On the positive side, the brain shows remarkable adaptability – plasticity in scientific parlance. Gradually, the neurons re-form broken connections or make new ones to bypass areas that have been permanently damaged.
The best sign of recovery is returning to work. A rule of thumb is that if someone does not get back to work within two years, he or she is unlikely ever to do so. Justine’s return to the FT Hong Kong bureau 10 months after the accident is an excellent sign for her long-term future.
The world’s science journalists gathered in London this week for their biennial conference. All the talk in the run-up to the meeting was gloomy – science journalism in decline at best or crisis at worst, as the well-known pressures on traditional printed and broadcast media lead to cuts in specialist coverage.
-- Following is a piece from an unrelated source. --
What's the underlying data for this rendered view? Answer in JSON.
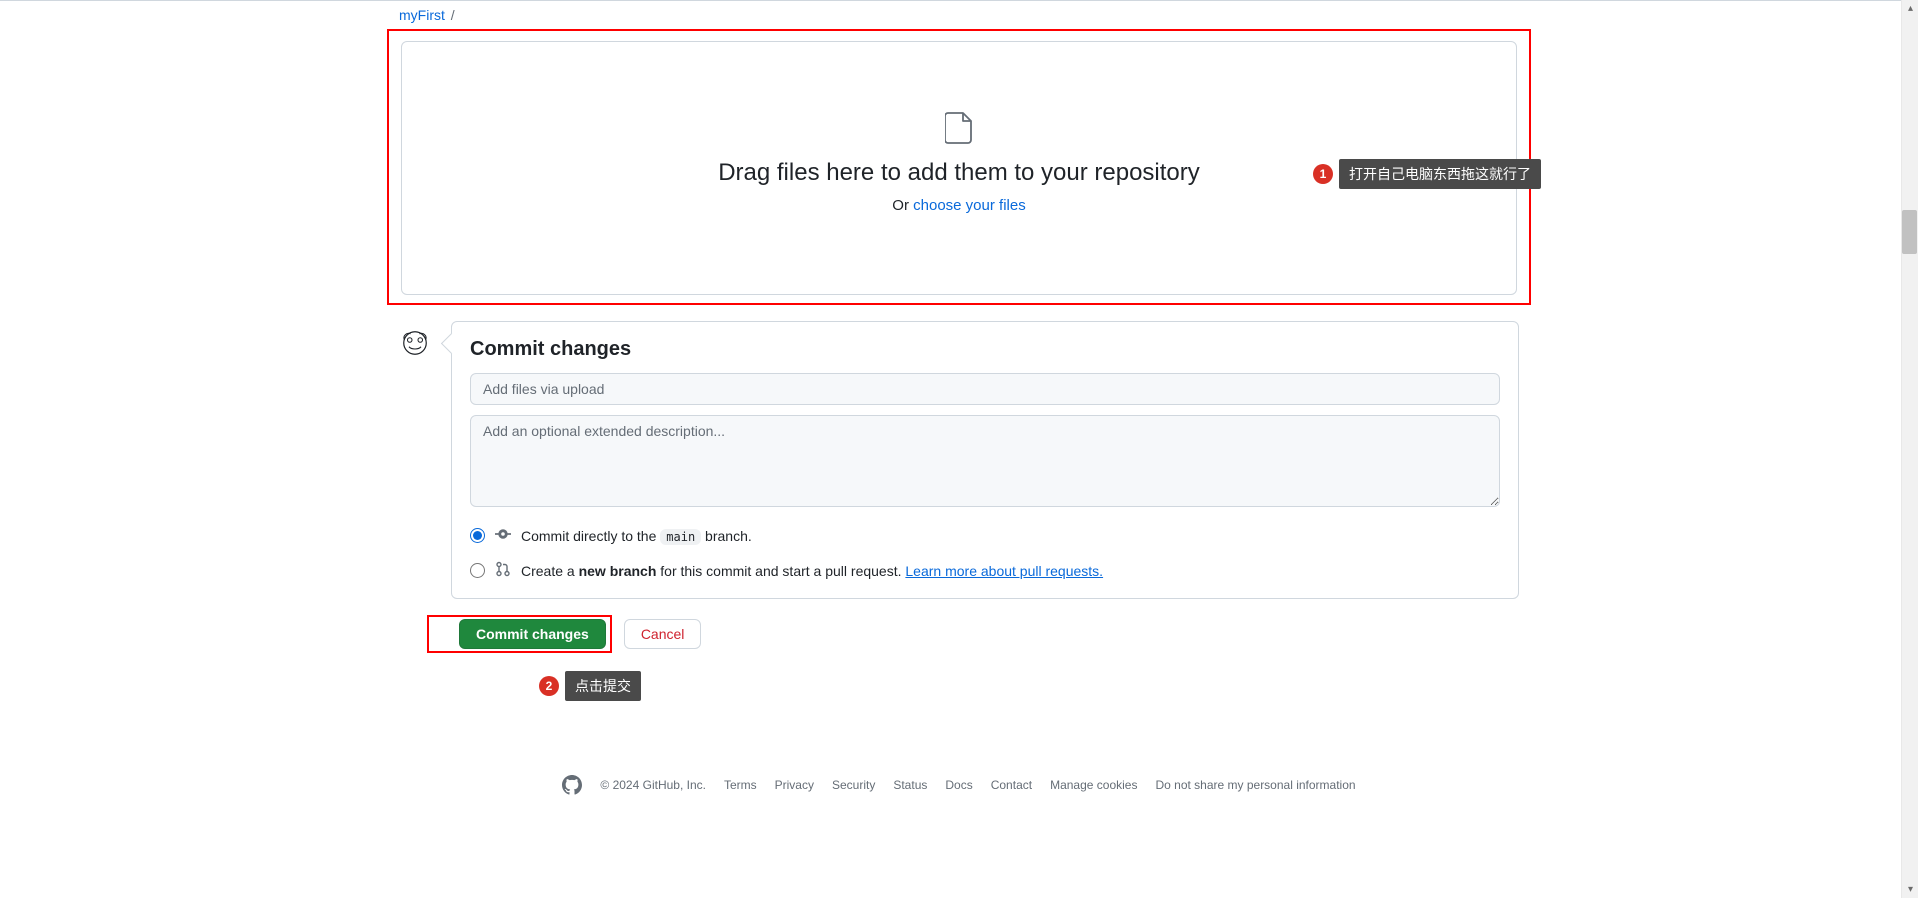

As the recession deepened over the winter and then swine flu emerged, the organisers (and I should declare an interest, as a member of the conference steering committee) even considered cancelling the event because too few people would attend to make it viable. Thank God we didn’t.
Journalists being journalists, most people left registration to the last minute and there was a torrent of applications over the last two months. In the end the venerable venue, Westminster Central Hall, could take no more and registration was closed at 950 delegates – 60 per cent more than the previous conference in Melbourne two years ago and far more than anyone had dared hope.
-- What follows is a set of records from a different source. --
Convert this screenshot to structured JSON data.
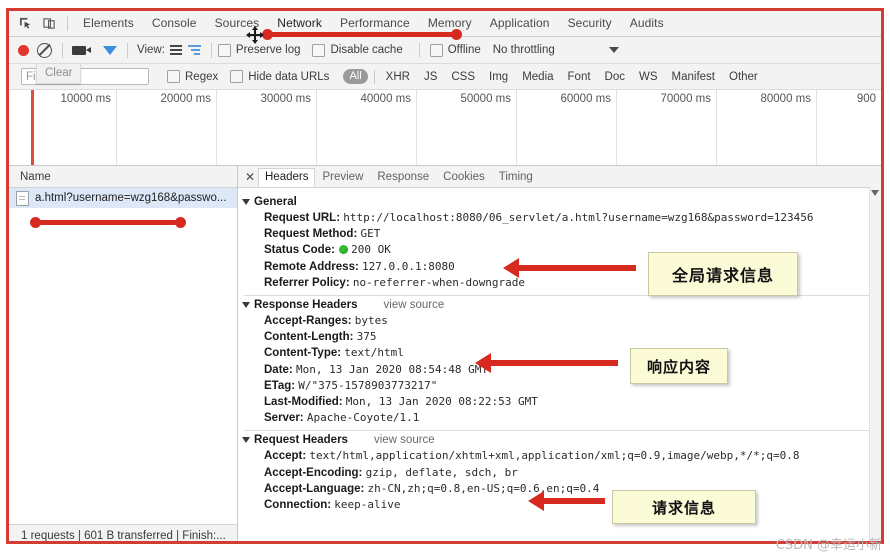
{
  "window": {
    "watermark": "CSDN @幸运小新"
  },
  "tabstrip": {
    "icons": [
      "inspect-element-icon",
      "device-toolbar-icon"
    ],
    "tabs": [
      {
        "label": "Elements",
        "active": false
      },
      {
        "label": "Console",
        "active": false
      },
      {
        "label": "Sources",
        "active": false
      },
      {
        "label": "Network",
        "active": true
      },
      {
        "label": "Performance",
        "active": false
      },
      {
        "label": "Memory",
        "active": false
      },
      {
        "label": "Application",
        "active": false
      },
      {
        "label": "Security",
        "active": false
      },
      {
        "label": "Audits",
        "active": false
      }
    ]
  },
  "network_toolbar": {
    "view_label": "View:",
    "preserve_log": "Preserve log",
    "disable_cache": "Disable cache",
    "offline": "Offline",
    "throttling": "No throttling"
  },
  "filterbar": {
    "filter_placeholder": "Filter",
    "clear_tooltip": "Clear",
    "regex": "Regex",
    "hide_data_urls": "Hide data URLs",
    "types": [
      "All",
      "XHR",
      "JS",
      "CSS",
      "Img",
      "Media",
      "Font",
      "Doc",
      "WS",
      "Manifest",
      "Other"
    ],
    "selected_type": "All"
  },
  "overview": {
    "ticks": [
      "10000 ms",
      "20000 ms",
      "30000 ms",
      "40000 ms",
      "50000 ms",
      "60000 ms",
      "70000 ms",
      "80000 ms",
      "900"
    ]
  },
  "requests_pane": {
    "column_header": "Name",
    "rows": [
      {
        "name": "a.html?username=wzg168&passwo..."
      }
    ]
  },
  "detail_pane": {
    "close_label": "✕",
    "tabs": [
      {
        "label": "Headers",
        "active": true
      },
      {
        "label": "Preview",
        "active": false
      },
      {
        "label": "Response",
        "active": false
      },
      {
        "label": "Cookies",
        "active": false
      },
      {
        "label": "Timing",
        "active": false
      }
    ],
    "view_source": "view source",
    "sections": [
      {
        "title": "General",
        "has_view_source": false,
        "rows": [
          {
            "key": "Request URL:",
            "value": "http://localhost:8080/06_servlet/a.html?username=wzg168&password=123456"
          },
          {
            "key": "Request Method:",
            "value": "GET"
          },
          {
            "key": "Status Code:",
            "value": "200 OK",
            "status_dot": true
          },
          {
            "key": "Remote Address:",
            "value": "127.0.0.1:8080"
          },
          {
            "key": "Referrer Policy:",
            "value": "no-referrer-when-downgrade"
          }
        ]
      },
      {
        "title": "Response Headers",
        "has_view_source": true,
        "rows": [
          {
            "key": "Accept-Ranges:",
            "value": "bytes"
          },
          {
            "key": "Content-Length:",
            "value": "375"
          },
          {
            "key": "Content-Type:",
            "value": "text/html"
          },
          {
            "key": "Date:",
            "value": "Mon, 13 Jan 2020 08:54:48 GMT"
          },
          {
            "key": "ETag:",
            "value": "W/\"375-1578903773217\""
          },
          {
            "key": "Last-Modified:",
            "value": "Mon, 13 Jan 2020 08:22:53 GMT"
          },
          {
            "key": "Server:",
            "value": "Apache-Coyote/1.1"
          }
        ]
      },
      {
        "title": "Request Headers",
        "has_view_source": true,
        "rows": [
          {
            "key": "Accept:",
            "value": "text/html,application/xhtml+xml,application/xml;q=0.9,image/webp,*/*;q=0.8"
          },
          {
            "key": "Accept-Encoding:",
            "value": "gzip, deflate, sdch, br"
          },
          {
            "key": "Accept-Language:",
            "value": "zh-CN,zh;q=0.8,en-US;q=0.6,en;q=0.4"
          },
          {
            "key": "Connection:",
            "value": "keep-alive"
          }
        ]
      }
    ]
  },
  "statusbar": {
    "text": "1 requests | 601 B transferred | Finish:..."
  },
  "annotations": {
    "accent_color": "#d62a21",
    "callout_bg": "#fbfbd8",
    "callouts": [
      {
        "text": "全局请求信息"
      },
      {
        "text": "响应内容"
      },
      {
        "text": "请求信息"
      }
    ]
  }
}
It seems amazing that the world has 950 science journalists. And, yes, some of the attendees were “science communications” or PR people. But as far as I could tell from attending sessions (and parties) most delegates were real journalists writing for papers, periodicals and websites – general and specialist – and broadcasting on radio and television.
Certainly there was no sense of science journalism in global crisis at the conference. Yes, jobs have been cut in large news organisations from the BBC to the New York Times but these cuts seem to have been balanced by growth elsewhere. In the developing world, from Asia through Africa to Latin America, science writing is just emerging as a recognised and valued branch of journalism.
Appropriately, the next World Conference of Science Journalists will be held in Cairo in 2011. I can’t wait…